> **Task prompt**:
Without including any picture, return the complete set of records exactly.

++++ Data section ++++

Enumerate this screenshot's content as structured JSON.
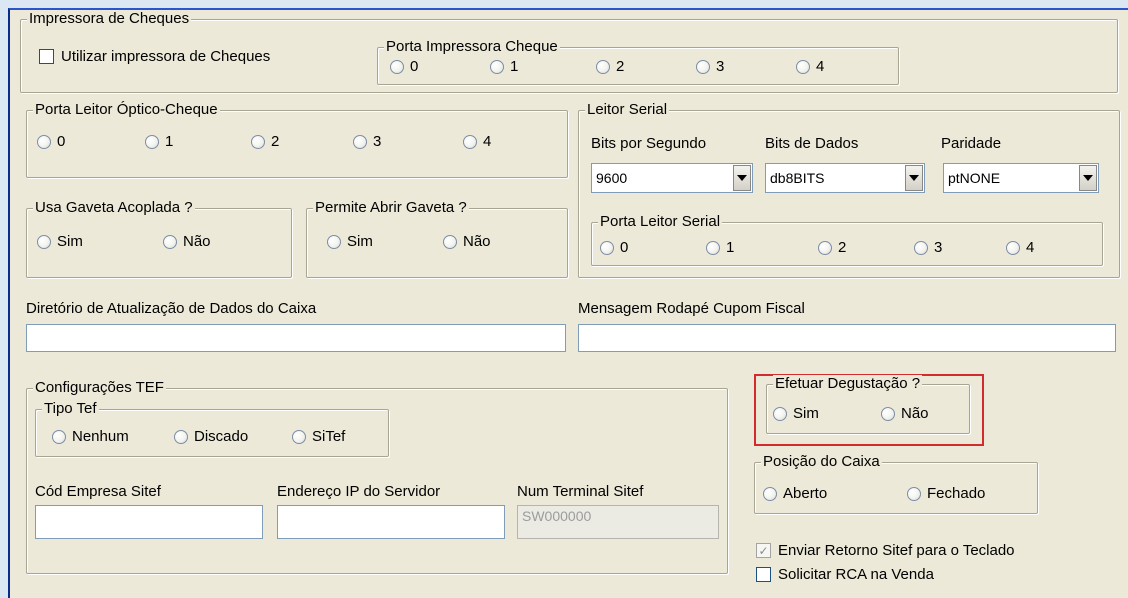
{
  "impressora": {
    "title": "Impressora de Cheques",
    "use_checkbox_label": "Utilizar impressora de Cheques",
    "porta_title": "Porta Impressora Cheque",
    "porta_options": [
      "0",
      "1",
      "2",
      "3",
      "4"
    ]
  },
  "leitor_optico": {
    "title": "Porta Leitor Óptico-Cheque",
    "options": [
      "0",
      "1",
      "2",
      "3",
      "4"
    ]
  },
  "gaveta_acoplada": {
    "title": "Usa Gaveta Acoplada ?",
    "options": [
      "Sim",
      "Não"
    ]
  },
  "abrir_gaveta": {
    "title": "Permite Abrir Gaveta ?",
    "options": [
      "Sim",
      "Não"
    ]
  },
  "leitor_serial": {
    "title": "Leitor Serial",
    "bits_segundo_label": "Bits por Segundo",
    "bits_segundo_value": "9600",
    "bits_dados_label": "Bits de Dados",
    "bits_dados_value": "db8BITS",
    "paridade_label": "Paridade",
    "paridade_value": "ptNONE",
    "porta_title": "Porta Leitor Serial",
    "porta_options": [
      "0",
      "1",
      "2",
      "3",
      "4"
    ]
  },
  "diretorio": {
    "label": "Diretório de Atualização de Dados do Caixa",
    "value": ""
  },
  "mensagem": {
    "label": "Mensagem Rodapé Cupom Fiscal",
    "value": ""
  },
  "tef": {
    "title": "Configurações TEF",
    "tipo_title": "Tipo Tef",
    "tipo_options": [
      "Nenhum",
      "Discado",
      "SiTef"
    ],
    "cod_empresa_label": "Cód Empresa Sitef",
    "cod_empresa_value": "",
    "ip_label": "Endereço IP do Servidor",
    "ip_value": "",
    "terminal_label": "Num Terminal Sitef",
    "terminal_value": "SW000000"
  },
  "degustacao": {
    "title": "Efetuar Degustação ?",
    "options": [
      "Sim",
      "Não"
    ]
  },
  "posicao": {
    "title": "Posição do Caixa",
    "options": [
      "Aberto",
      "Fechado"
    ]
  },
  "checks": {
    "enviar_retorno": "Enviar Retorno Sitef para o Teclado",
    "solicitar_rca": "Solicitar RCA na Venda"
  },
  "colors": {
    "highlight": "#d22c2c",
    "window_bg": "#ece9d8"
  }
}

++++

> **Finished exercise**:
Enumerate this screenshot's content as structured JSON.
{
  "impressora": {
    "title": "Impressora de Cheques",
    "use_checkbox_label": "Utilizar impressora de Cheques",
    "porta_title": "Porta Impressora Cheque",
    "porta_options": [
      "0",
      "1",
      "2",
      "3",
      "4"
    ]
  },
  "leitor_optico": {
    "title": "Porta Leitor Óptico-Cheque",
    "options": [
      "0",
      "1",
      "2",
      "3",
      "4"
    ]
  },
  "gaveta_acoplada": {
    "title": "Usa Gaveta Acoplada ?",
    "options": [
      "Sim",
      "Não"
    ]
  },
  "abrir_gaveta": {
    "title": "Permite Abrir Gaveta ?",
    "options": [
      "Sim",
      "Não"
    ]
  },
  "leitor_serial": {
    "title": "Leitor Serial",
    "bits_segundo_label": "Bits por Segundo",
    "bits_segundo_value": "9600",
    "bits_dados_label": "Bits de Dados",
    "bits_dados_value": "db8BITS",
    "paridade_label": "Paridade",
    "paridade_value": "ptNONE",
    "porta_title": "Porta Leitor Serial",
    "porta_options": [
      "0",
      "1",
      "2",
      "3",
      "4"
    ]
  },
  "diretorio": {
    "label": "Diretório de Atualização de Dados do Caixa",
    "value": ""
  },
  "mensagem": {
    "label": "Mensagem Rodapé Cupom Fiscal",
    "value": ""
  },
  "tef": {
    "title": "Configurações TEF",
    "tipo_title": "Tipo Tef",
    "tipo_options": [
      "Nenhum",
      "Discado",
      "SiTef"
    ],
    "cod_empresa_label": "Cód Empresa Sitef",
    "cod_empresa_value": "",
    "ip_label": "Endereço IP do Servidor",
    "ip_value": "",
    "terminal_label": "Num Terminal Sitef",
    "terminal_value": "SW000000"
  },
  "degustacao": {
    "title": "Efetuar Degustação ?",
    "options": [
      "Sim",
      "Não"
    ]
  },
  "posicao": {
    "title": "Posição do Caixa",
    "options": [
      "Aberto",
      "Fechado"
    ]
  },
  "checks": {
    "enviar_retorno": "Enviar Retorno Sitef para o Teclado",
    "solicitar_rca": "Solicitar RCA na Venda"
  },
  "colors": {
    "highlight": "#d22c2c",
    "window_bg": "#ece9d8"
  }
}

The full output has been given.